* [Work to be completed] All entries are to be printed again exactly, with their images omitted.
■ ■ ■
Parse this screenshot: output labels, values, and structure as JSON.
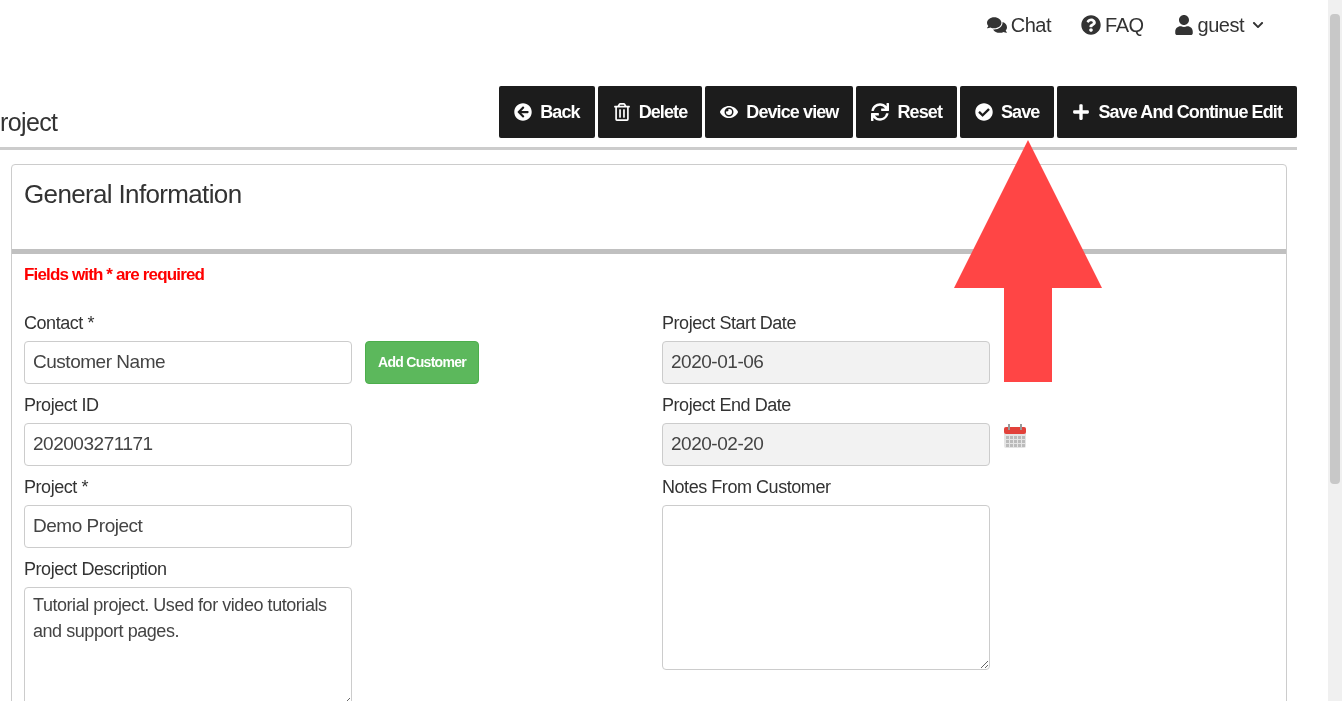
{
  "header": [
    {
      "kind": "chat",
      "label": "Chat"
    },
    {
      "kind": "faq",
      "label": "FAQ"
    },
    {
      "kind": "user",
      "label": "guest"
    }
  ],
  "page_title": "roject",
  "toolbar": [
    {
      "kind": "back",
      "label": "Back"
    },
    {
      "kind": "delete",
      "label": "Delete"
    },
    {
      "kind": "view",
      "label": "Device view"
    },
    {
      "kind": "reset",
      "label": "Reset"
    },
    {
      "kind": "save",
      "label": "Save"
    },
    {
      "kind": "add",
      "label": "Save And Continue Edit"
    }
  ],
  "panel": {
    "title": "General Information",
    "required_note": "Fields with * are required",
    "left_fields": [
      {
        "kind": "text",
        "label": "Contact *",
        "placeholder": "Customer Name",
        "button": "Add Customer"
      },
      {
        "kind": "text",
        "label": "Project ID",
        "value": "202003271171"
      },
      {
        "kind": "text",
        "label": "Project *",
        "value": "Demo Project"
      },
      {
        "kind": "textarea",
        "label": "Project Description",
        "value": "Tutorial project. Used for video tutorials and support pages."
      }
    ],
    "right_fields": [
      {
        "kind": "date",
        "label": "Project Start Date",
        "value": "2020-01-06"
      },
      {
        "kind": "date",
        "label": "Project End Date",
        "value": "2020-02-20"
      },
      {
        "kind": "textarea",
        "label": "Notes From Customer"
      }
    ]
  }
}
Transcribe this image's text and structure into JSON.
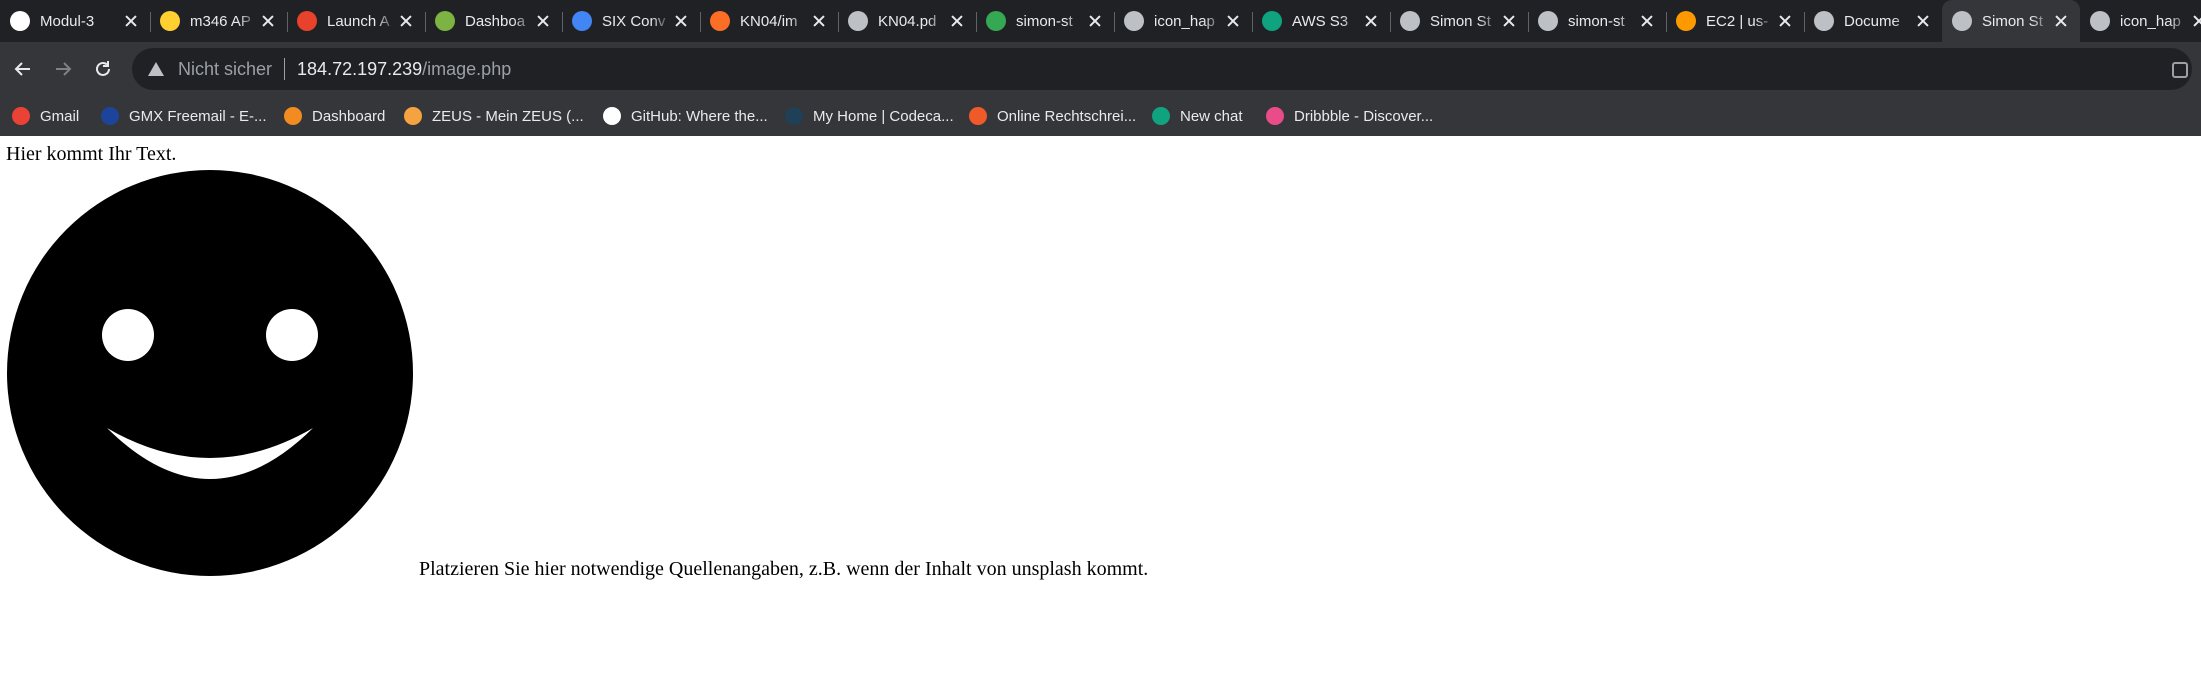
{
  "tabs": [
    {
      "title": "Modul-3",
      "icon": "github-icon",
      "color": "#ffffff"
    },
    {
      "title": "m346 AP",
      "icon": "miro-icon",
      "color": "#ffd02f"
    },
    {
      "title": "Launch A",
      "icon": "launch-icon",
      "color": "#e8412c"
    },
    {
      "title": "Dashboa",
      "icon": "key-icon",
      "color": "#7cb342"
    },
    {
      "title": "SIX Conv",
      "icon": "map-pin-icon",
      "color": "#4285f4"
    },
    {
      "title": "KN04/im",
      "icon": "gitlab-icon",
      "color": "#fc6d26"
    },
    {
      "title": "KN04.pd",
      "icon": "globe-icon",
      "color": "#bdc1c6"
    },
    {
      "title": "simon-st",
      "icon": "terminal-icon",
      "color": "#34a853"
    },
    {
      "title": "icon_hap",
      "icon": "globe-icon",
      "color": "#bdc1c6"
    },
    {
      "title": "AWS S3",
      "icon": "chatgpt-icon",
      "color": "#10a37f"
    },
    {
      "title": "Simon St",
      "icon": "globe-icon",
      "color": "#bdc1c6"
    },
    {
      "title": "simon-st",
      "icon": "globe-icon",
      "color": "#bdc1c6"
    },
    {
      "title": "EC2 | us-",
      "icon": "aws-icon",
      "color": "#ff9900"
    },
    {
      "title": "Docume",
      "icon": "globe-icon",
      "color": "#bdc1c6"
    },
    {
      "title": "Simon St",
      "icon": "globe-icon",
      "color": "#bdc1c6",
      "active": true
    },
    {
      "title": "icon_hap",
      "icon": "globe-icon",
      "color": "#bdc1c6"
    }
  ],
  "omnibox": {
    "security_label": "Nicht sicher",
    "host": "184.72.197.239",
    "path": "/image.php"
  },
  "bookmarks": [
    {
      "label": "Gmail",
      "icon": "gmail-icon",
      "color": "#ea4335"
    },
    {
      "label": "GMX Freemail - E-...",
      "icon": "gmx-icon",
      "color": "#1c449b"
    },
    {
      "label": "Dashboard",
      "icon": "dashboard-icon",
      "color": "#f28b20"
    },
    {
      "label": "ZEUS - Mein ZEUS (...",
      "icon": "zeus-icon",
      "color": "#f4a340"
    },
    {
      "label": "GitHub: Where the...",
      "icon": "github-icon",
      "color": "#ffffff"
    },
    {
      "label": "My Home | Codeca...",
      "icon": "codecademy-icon",
      "color": "#1f4056"
    },
    {
      "label": "Online Rechtschrei...",
      "icon": "duden-icon",
      "color": "#f05a28"
    },
    {
      "label": "New chat",
      "icon": "chatgpt-icon",
      "color": "#10a37f"
    },
    {
      "label": "Dribbble - Discover...",
      "icon": "dribbble-icon",
      "color": "#ea4c89"
    }
  ],
  "page": {
    "text": "Hier kommt Ihr Text.",
    "credit": "Platzieren Sie hier notwendige Quellenangaben, z.B. wenn der Inhalt von unsplash kommt."
  }
}
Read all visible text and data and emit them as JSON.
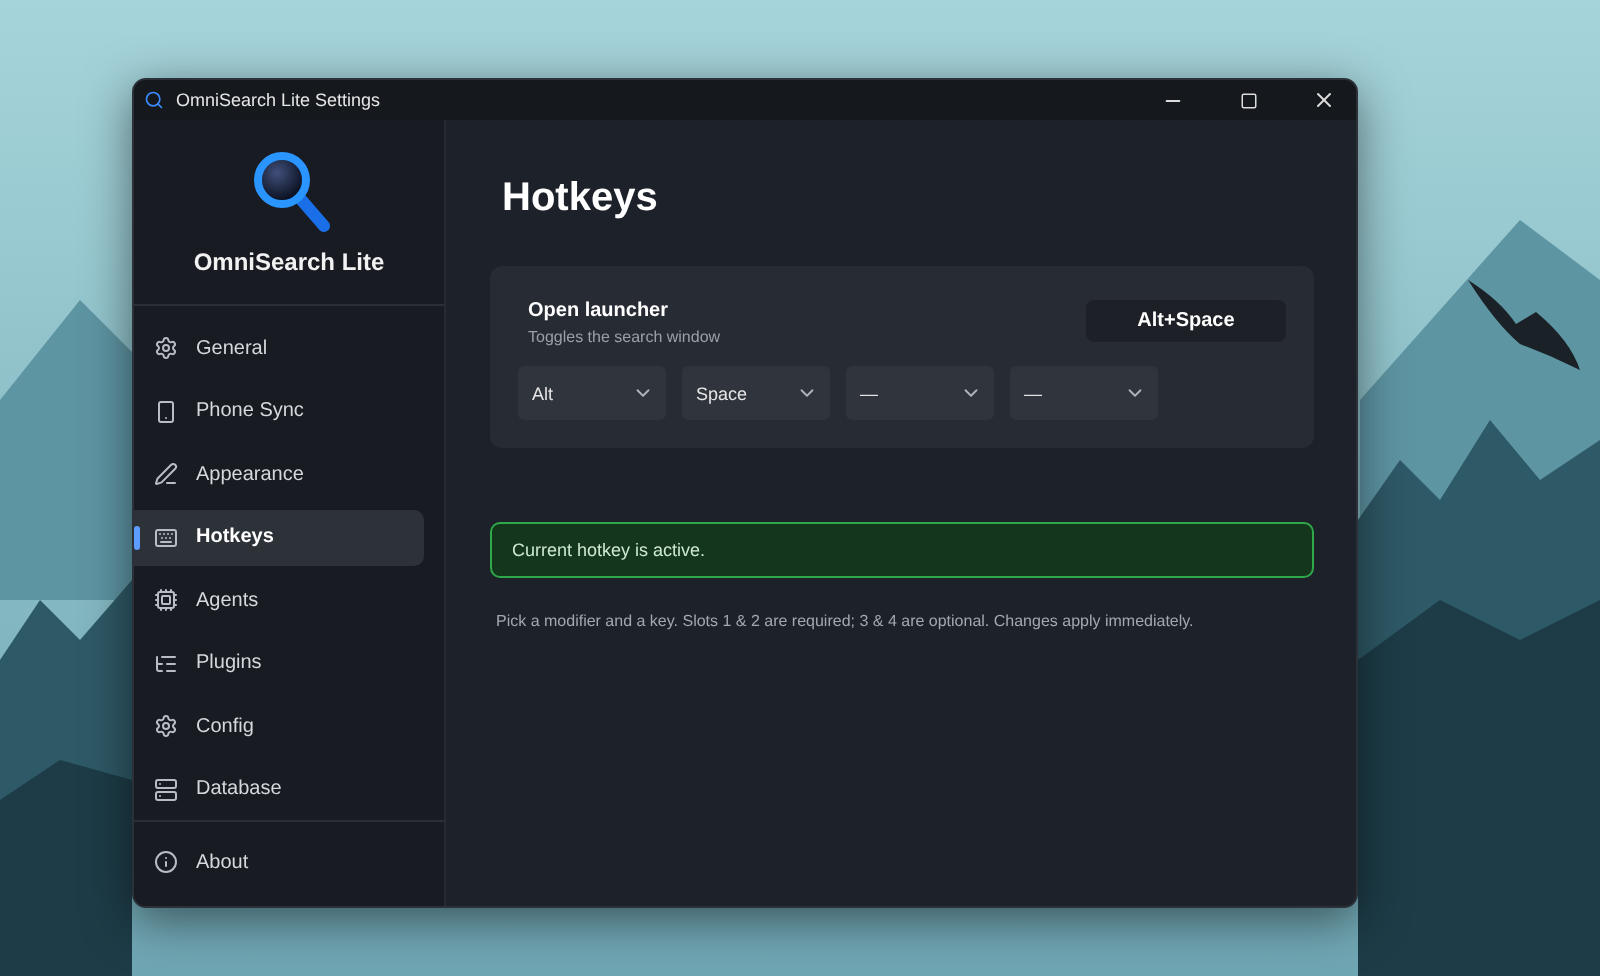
{
  "window": {
    "title": "OmniSearch Lite Settings"
  },
  "sidebar": {
    "app_name": "OmniSearch Lite",
    "items": [
      {
        "label": "General",
        "selected": false
      },
      {
        "label": "Phone Sync",
        "selected": false
      },
      {
        "label": "Appearance",
        "selected": false
      },
      {
        "label": "Hotkeys",
        "selected": true
      },
      {
        "label": "Agents",
        "selected": false
      },
      {
        "label": "Plugins",
        "selected": false
      },
      {
        "label": "Config",
        "selected": false
      },
      {
        "label": "Database",
        "selected": false
      }
    ],
    "footer_item": {
      "label": "About",
      "selected": false
    }
  },
  "page": {
    "title": "Hotkeys",
    "hotkey": {
      "name": "Open launcher",
      "description": "Toggles the search window",
      "current": "Alt+Space",
      "slots": [
        {
          "value": "Alt"
        },
        {
          "value": "Space"
        },
        {
          "value": "—"
        },
        {
          "value": "—"
        }
      ]
    },
    "status": {
      "kind": "success",
      "text": "Current hotkey is active."
    },
    "hint": "Pick a modifier and a key. Slots 1 & 2 are required; 3 & 4 are optional. Changes apply immediately."
  }
}
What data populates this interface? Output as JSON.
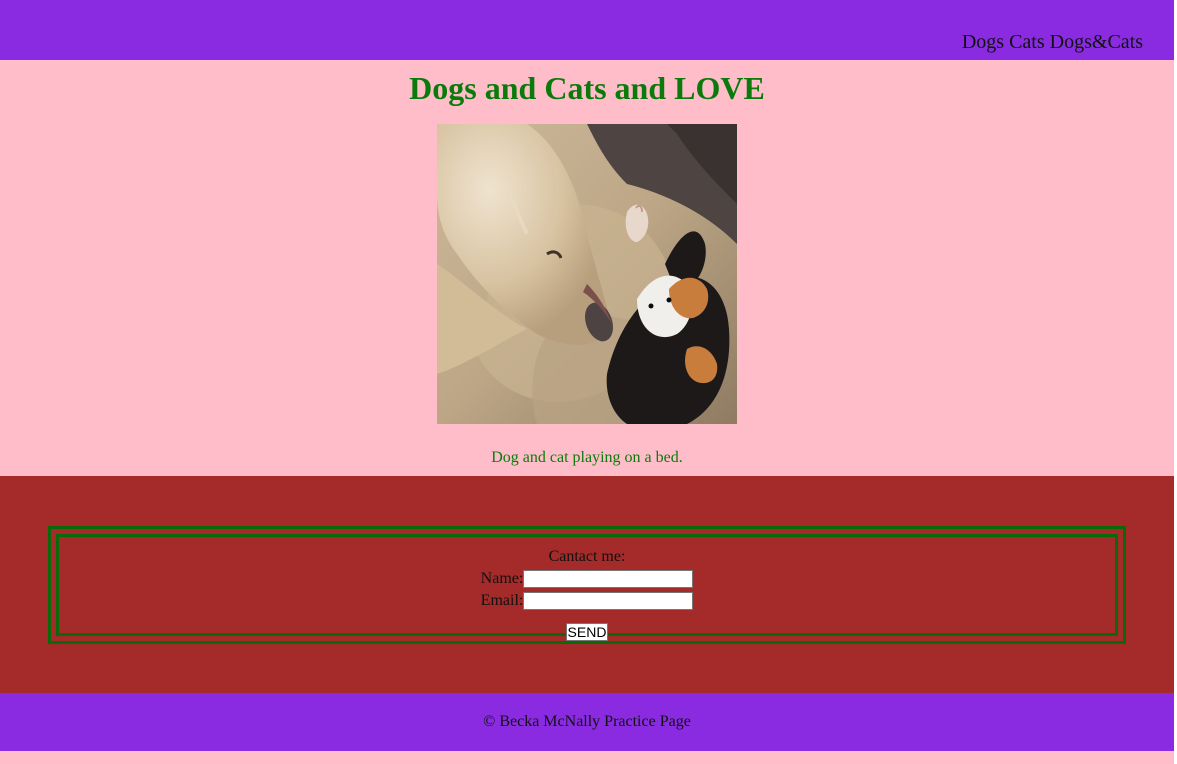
{
  "header": {
    "nav": [
      {
        "label": "Dogs"
      },
      {
        "label": "Cats"
      },
      {
        "label": "Dogs&Cats"
      }
    ]
  },
  "main": {
    "title": "Dogs and Cats and LOVE",
    "image": {
      "alt": "dog and cat",
      "icon": "photo-dog-cat"
    },
    "caption": "Dog and cat playing on a bed."
  },
  "contact": {
    "legend": "Cantact me:",
    "name_label": "Name:",
    "name_value": "",
    "email_label": "Email:",
    "email_value": "",
    "send_label": "SEND"
  },
  "footer": {
    "text": "© Becka McNally Practice Page"
  },
  "colors": {
    "header_bg": "#8a2be2",
    "page_bg": "#ffbdca",
    "contact_bg": "#a52a2a",
    "title_color": "#0a7b0a",
    "border_green": "#0a6a0a"
  }
}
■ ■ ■
* [Result for this task]
Parse this screenshot: output labels, values, and structure as JSON.
{
  "header": [
    {
      "kind": "chat",
      "label": "Chat"
    },
    {
      "kind": "faq",
      "label": "FAQ"
    },
    {
      "kind": "user",
      "label": "guest"
    }
  ],
  "page_title": "roject",
  "toolbar": [
    {
      "kind": "back",
      "label": "Back"
    },
    {
      "kind": "delete",
      "label": "Delete"
    },
    {
      "kind": "view",
      "label": "Device view"
    },
    {
      "kind": "reset",
      "label": "Reset"
    },
    {
      "kind": "save",
      "label": "Save"
    },
    {
      "kind": "add",
      "label": "Save And Continue Edit"
    }
  ],
  "panel": {
    "title": "General Information",
    "required_note": "Fields with * are required",
    "left_fields": [
      {
        "kind": "text",
        "label": "Contact *",
        "placeholder": "Customer Name",
        "button": "Add Customer"
      },
      {
        "kind": "text",
        "label": "Project ID",
        "value": "202003271171"
      },
      {
        "kind": "text",
        "label": "Project *",
        "value": "Demo Project"
      },
      {
        "kind": "textarea",
        "label": "Project Description",
        "value": "Tutorial project. Used for video tutorials and support pages."
      }
    ],
    "right_fields": [
      {
        "kind": "date",
        "label": "Project Start Date",
        "value": "2020-01-06"
      },
      {
        "kind": "date",
        "label": "Project End Date",
        "value": "2020-02-20"
      },
      {
        "kind": "textarea",
        "label": "Notes From Customer"
      }
    ]
  }
}
Transcribe this image's text and structure into JSON.
{
  "tabs": [
    {
      "title": "Modul-3",
      "icon": "github-icon",
      "color": "#ffffff"
    },
    {
      "title": "m346 AP",
      "icon": "miro-icon",
      "color": "#ffd02f"
    },
    {
      "title": "Launch A",
      "icon": "launch-icon",
      "color": "#e8412c"
    },
    {
      "title": "Dashboa",
      "icon": "key-icon",
      "color": "#7cb342"
    },
    {
      "title": "SIX Conv",
      "icon": "map-pin-icon",
      "color": "#4285f4"
    },
    {
      "title": "KN04/im",
      "icon": "gitlab-icon",
      "color": "#fc6d26"
    },
    {
      "title": "KN04.pd",
      "icon": "globe-icon",
      "color": "#bdc1c6"
    },
    {
      "title": "simon-st",
      "icon": "terminal-icon",
      "color": "#34a853"
    },
    {
      "title": "icon_hap",
      "icon": "globe-icon",
      "color": "#bdc1c6"
    },
    {
      "title": "AWS S3",
      "icon": "chatgpt-icon",
      "color": "#10a37f"
    },
    {
      "title": "Simon St",
      "icon": "globe-icon",
      "color": "#bdc1c6"
    },
    {
      "title": "simon-st",
      "icon": "globe-icon",
      "color": "#bdc1c6"
    },
    {
      "title": "EC2 | us-",
      "icon": "aws-icon",
      "color": "#ff9900"
    },
    {
      "title": "Docume",
      "icon": "globe-icon",
      "color": "#bdc1c6"
    },
    {
      "title": "Simon St",
      "icon": "globe-icon",
      "color": "#bdc1c6",
      "active": true
    },
    {
      "title": "icon_hap",
      "icon": "globe-icon",
      "color": "#bdc1c6"
    }
  ],
  "omnibox": {
    "security_label": "Nicht sicher",
    "host": "184.72.197.239",
    "path": "/image.php"
  },
  "bookmarks": [
    {
      "label": "Gmail",
      "icon": "gmail-icon",
      "color": "#ea4335"
    },
    {
      "label": "GMX Freemail - E-...",
      "icon": "gmx-icon",
      "color": "#1c449b"
    },
    {
      "label": "Dashboard",
      "icon": "dashboard-icon",
      "color": "#f28b20"
    },
    {
      "label": "ZEUS - Mein ZEUS (...",
      "icon": "zeus-icon",
      "color": "#f4a340"
    },
    {
      "label": "GitHub: Where the...",
      "icon": "github-icon",
      "color": "#ffffff"
    },
    {
      "label": "My Home | Codeca...",
      "icon": "codecademy-icon",
      "color": "#1f4056"
    },
    {
      "label": "Online Rechtschrei...",
      "icon": "duden-icon",
      "color": "#f05a28"
    },
    {
      "label": "New chat",
      "icon": "chatgpt-icon",
      "color": "#10a37f"
    },
    {
      "label": "Dribbble - Discover...",
      "icon": "dribbble-icon",
      "color": "#ea4c89"
    }
  ],
  "page": {
    "text": "Hier kommt Ihr Text.",
    "credit": "Platzieren Sie hier notwendige Quellenangaben, z.B. wenn der Inhalt von unsplash kommt."
  }
}
Read all visible text and data and emit them as JSON.
{
  "window": {
    "title": "OmniSearch Lite Settings"
  },
  "sidebar": {
    "app_name": "OmniSearch Lite",
    "items": [
      {
        "label": "General",
        "selected": false
      },
      {
        "label": "Phone Sync",
        "selected": false
      },
      {
        "label": "Appearance",
        "selected": false
      },
      {
        "label": "Hotkeys",
        "selected": true
      },
      {
        "label": "Agents",
        "selected": false
      },
      {
        "label": "Plugins",
        "selected": false
      },
      {
        "label": "Config",
        "selected": false
      },
      {
        "label": "Database",
        "selected": false
      }
    ],
    "footer_item": {
      "label": "About",
      "selected": false
    }
  },
  "page": {
    "title": "Hotkeys",
    "hotkey": {
      "name": "Open launcher",
      "description": "Toggles the search window",
      "current": "Alt+Space",
      "slots": [
        {
          "value": "Alt"
        },
        {
          "value": "Space"
        },
        {
          "value": "—"
        },
        {
          "value": "—"
        }
      ]
    },
    "status": {
      "kind": "success",
      "text": "Current hotkey is active."
    },
    "hint": "Pick a modifier and a key. Slots 1 & 2 are required; 3 & 4 are optional. Changes apply immediately."
  }
}
What data populates this interface? Output as JSON.
{
  "header": {
    "nav": [
      {
        "label": "Dogs"
      },
      {
        "label": "Cats"
      },
      {
        "label": "Dogs&Cats"
      }
    ]
  },
  "main": {
    "title": "Dogs and Cats and LOVE",
    "image": {
      "alt": "dog and cat",
      "icon": "photo-dog-cat"
    },
    "caption": "Dog and cat playing on a bed."
  },
  "contact": {
    "legend": "Cantact me:",
    "name_label": "Name:",
    "name_value": "",
    "email_label": "Email:",
    "email_value": "",
    "send_label": "SEND"
  },
  "footer": {
    "text": "© Becka McNally Practice Page"
  },
  "colors": {
    "header_bg": "#8a2be2",
    "page_bg": "#ffbdca",
    "contact_bg": "#a52a2a",
    "title_color": "#0a7b0a",
    "border_green": "#0a6a0a"
  }
}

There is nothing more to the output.